For those who farm row crops in most counties in the Midwest and upper Midwest, May 31 or June 5 is "decision day." Farmers must decide whether to plant row crops or take the prevented planting payment from their crop insurance policy.
University of Illinois agricultural economist and farm management specialist Gary Schnitkey has provided calculations to help farmers choose the option with the best net return. Farmers in southern Illinois, Ohio and Indiana, and the upper Midwest need to be cautious about the decision because prevented planting could have more return than planting corn.
"Corn planted at this point in time will likely have lower yields than normal.
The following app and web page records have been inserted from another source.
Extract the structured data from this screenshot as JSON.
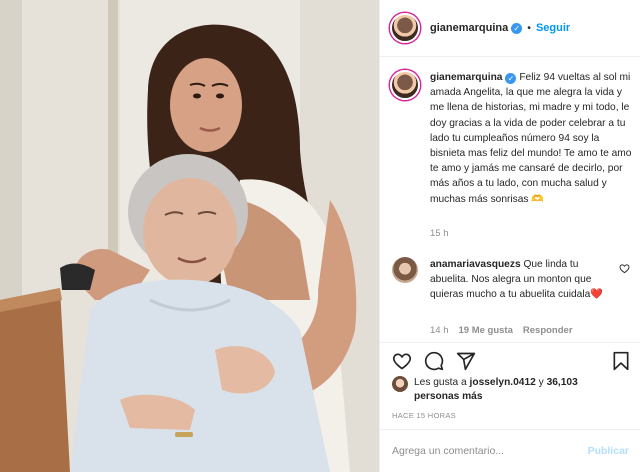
{
  "post": {
    "username": "gianemarquina",
    "follow_label": "Seguir",
    "separator": "•",
    "verified_icon": "verified-badge-icon",
    "caption_username": "gianemarquina",
    "caption_text": "Feliz 94 vueltas al sol mi amada Angelita, la que me alegra la vida y me llena de historias, mi madre y mi todo, le doy gracias a la vida de poder celebrar a tu lado tu cumpleaños número 94 soy la bisnieta mas feliz del mundo! Te amo te amo te amo y jamás me cansaré de decirlo, por más años a tu lado, con mucha salud y muchas más sonrisas 🫶",
    "caption_time": "15 h"
  },
  "comment": {
    "username": "anamariavasquezs",
    "text": "Que linda tu abuelita. Nos alegra un monton que quieras mucho a tu abuelita cuidala",
    "emoji": "❤️",
    "time": "14 h",
    "likes": "19 Me gusta",
    "reply_label": "Responder"
  },
  "likes": {
    "prefix": "Les gusta a",
    "user": "josselyn.0412",
    "conj": "y",
    "count": "36,103 personas más"
  },
  "posted_ago": "HACE 15 HORAS",
  "add_comment": {
    "placeholder": "Agrega un comentario...",
    "post_label": "Publicar"
  },
  "colors": {
    "accent": "#0095f6",
    "verified": "#3897f0",
    "muted": "#8e8e8e",
    "text": "#262626",
    "heart": "#ed4956"
  }
}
This makes taking the prevented planting looks like an attractive alternative," Schnitkey says. "And, in our calculations, taking the prevented planting payment on corn almost always looks better than planting soybeans. You have to get fairly high yields on soybeans in order to make it comparable."
Schnitkey developed scenarios that made calculations based on projected harvest prices for corn and soybeans alongside several crop insurance coverage levels.
One example used prices of $6.40 for harvest time price for corn and $13.30 for soybeans. In this scenario, the prevented planting payment net of cost with an 80% coverage level was $400 per acre. The net returns for planting corn came in at $375 per acre, with planting soybeans at $363 per acre. So, at the 80% coverage level, taking the prevented planting payment was $25 per acre higher than for planting corn. For soybeans, it was about $30 higher than planting.
"We used $6.40 for corn, but if corn prices go up, planting corn might have a better return. If the price of corn goes down, taking the prevented planting payment will be the better option," he adds.
Another factor affecting farmers is that many of them may have chosen lower crop insurance coverage levels than last year.
"Prevented planting payments go up with higher coverage levels, so at a 75% coverage level, 80% and 85% will have higher prevented planting payments. Making those calculations will be critical," he adds.
Farmers may also ask whether the nitrogen fertilizer which has already been applied to their fields can be included in the calculations. Schnitkey says it can't.
"When we compare the returns between prevented planting and planting, only the costs that have not yet been incurred can be included," he says. "If, for example, you have already applied nitrogen fertilizer, that cost is sunk so it doesn't matter whether we choose to take the prevented planting payment or plant corn. It's no longer a relevant consideration."
Schnitkey counters that this also means that if a farmer hasn't applied nitrogen fertilizer yet, it will make the Prevented Planting payment an even better option.
"If you are able to plant corn or field conditions are alright, you should plant corn," he concluded. "You can't decide now not to plant, up to the final planting date."
The Facts and Opinions report is available online at http://www.farmdocdaily.illinois.edu/2011/05/economics_of_prevented_plantin.html.